Fan Post by Jereme Hines
The first song I ever remembered listening to was Biggie Smalls’ ‘Hypnotize’ when I was five years old. My parents were devout listeners of 90s rap. I grew up learning everything there was to know about hip hop during its golden age. My mom was a big fan of Tupac and collected all of his albums. I really do respect and love ‘Pac for what he did for rap. I’m a really big fan of The Notorious B.I.G., Christopher Wallace. When everyone was obsessed with the West Coast and the coalition that was Death Row Records, Biggie singlehandedly carried the East Coast on his back. Let’s face it, Puff Daddy and Junior M.A.F.I.A. wouldn’t have been as prolific as they were without the swagger and clever lyricism of Biggie. Though there were so many other important New Yorkers repping the East (The Tribe, Wu-Tang, etc.), none did it with the finesse that Biggie perfected in Life After Death.

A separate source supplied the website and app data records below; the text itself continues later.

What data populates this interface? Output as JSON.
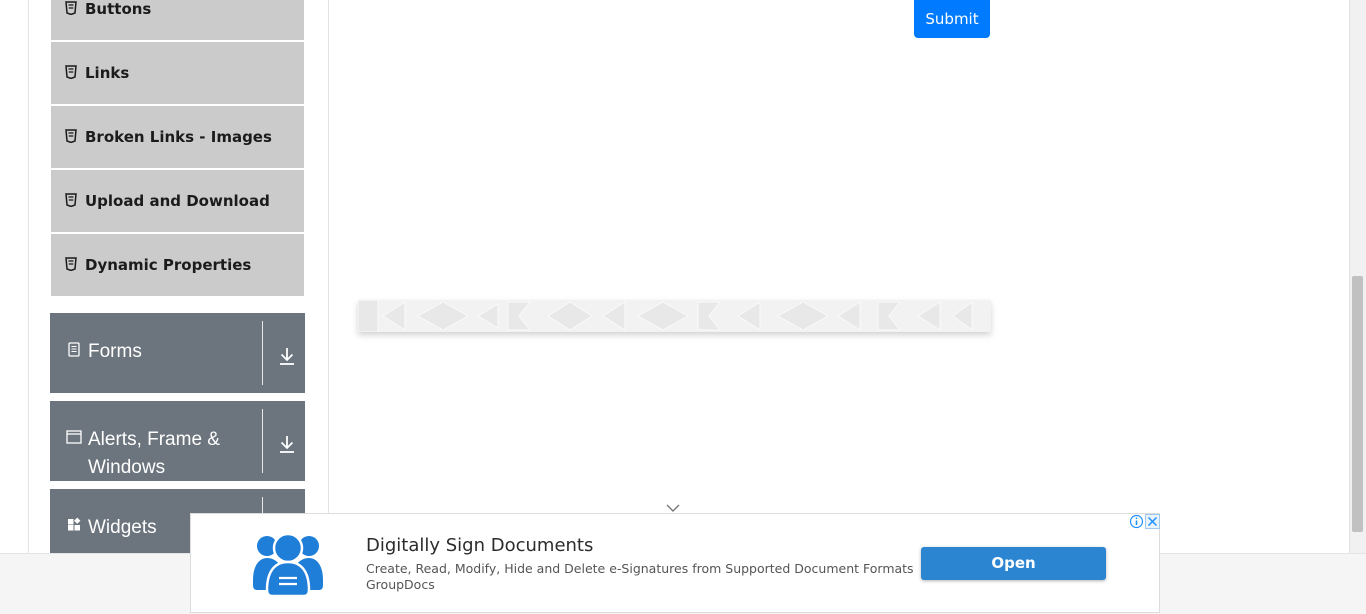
{
  "sidebar": {
    "elements_items": [
      {
        "label": "Buttons"
      },
      {
        "label": "Links"
      },
      {
        "label": "Broken Links - Images"
      },
      {
        "label": "Upload and Download"
      },
      {
        "label": "Dynamic Properties"
      }
    ],
    "groups": {
      "forms": {
        "title": "Forms"
      },
      "alerts": {
        "title": "Alerts, Frame & Windows"
      },
      "widgets": {
        "title": "Widgets"
      }
    }
  },
  "main": {
    "submit_label": "Submit"
  },
  "ad": {
    "title": "Digitally Sign Documents",
    "description": "Create, Read, Modify, Hide and Delete e-Signatures from Supported Document Formats",
    "brand": "GroupDocs",
    "open_label": "Open"
  },
  "colors": {
    "primary": "#007bff",
    "group_bg": "#6c757d",
    "item_bg": "#cbcbcb",
    "ad_button": "#2b85d1"
  }
}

The nominations for Best Rap Album and Best Rap Solo Performance during the ’98 Grammys don’t do this album any justice. Life After Death had everything a gangsta-rap album needed. Criminally-smooth swagger to rival 20s crime bosses; a feud to rival that of Alexander Hamilton and Aaron Burr; and most of all tight, dense lyrics that fit for almost any mood. Want to have a party? Put on Mo Money, Mo’ Problems or ‘Hypnotize’. Want a bleak picture at the nature of gang life in New York? ‘Somebody Gotta Die’ should do it for you. Songs like ‘Ten Crack Commandments’ show just how clever Biggie was with his lyrics, making a version of the Ten Commandments you wouldn’t ever catch a preacher reciting.
What really makes this album a classic is the legacy that Notorious B.I.G. left after his death as a result of his feud with Tupac Shakur. Foremost among Smalls’ talents were his disses. Throughout the album, Wallace made it his mission to diss as many artists as possible. On Kick in the Door, he even dissed DJ Premier, the producer, on his own track. Not to mention the harsh bars he had for rappers such as Ghostface Killah, Raekwon, and even Nas on his second studio album. He had chutzpah, and the skill to back it up.
Often, I wonder what might have happened if Tupac and Biggie had been able to set aside their differences before they died. Like rock n’ roll icon Buddy Holly, the gangsta rap icons didn’t even have the chance to reach 30 years old by the time they were murdered in Las Vegas and Los Angeles, respectively. The innovations in hip hop that Biggie brought to the rap world in the course of three years are nothing short of legendary. It’s a sin that Christopher Wallace was taken too soon to be able to give us more studio albums. Life After Death was released quickly after his tragic demise and
is more than just The Notorious B.I.G.’s magnum opus. It’s an eerie premonition of a death borne of the dangers of violent feuds that, in the end, always go too far.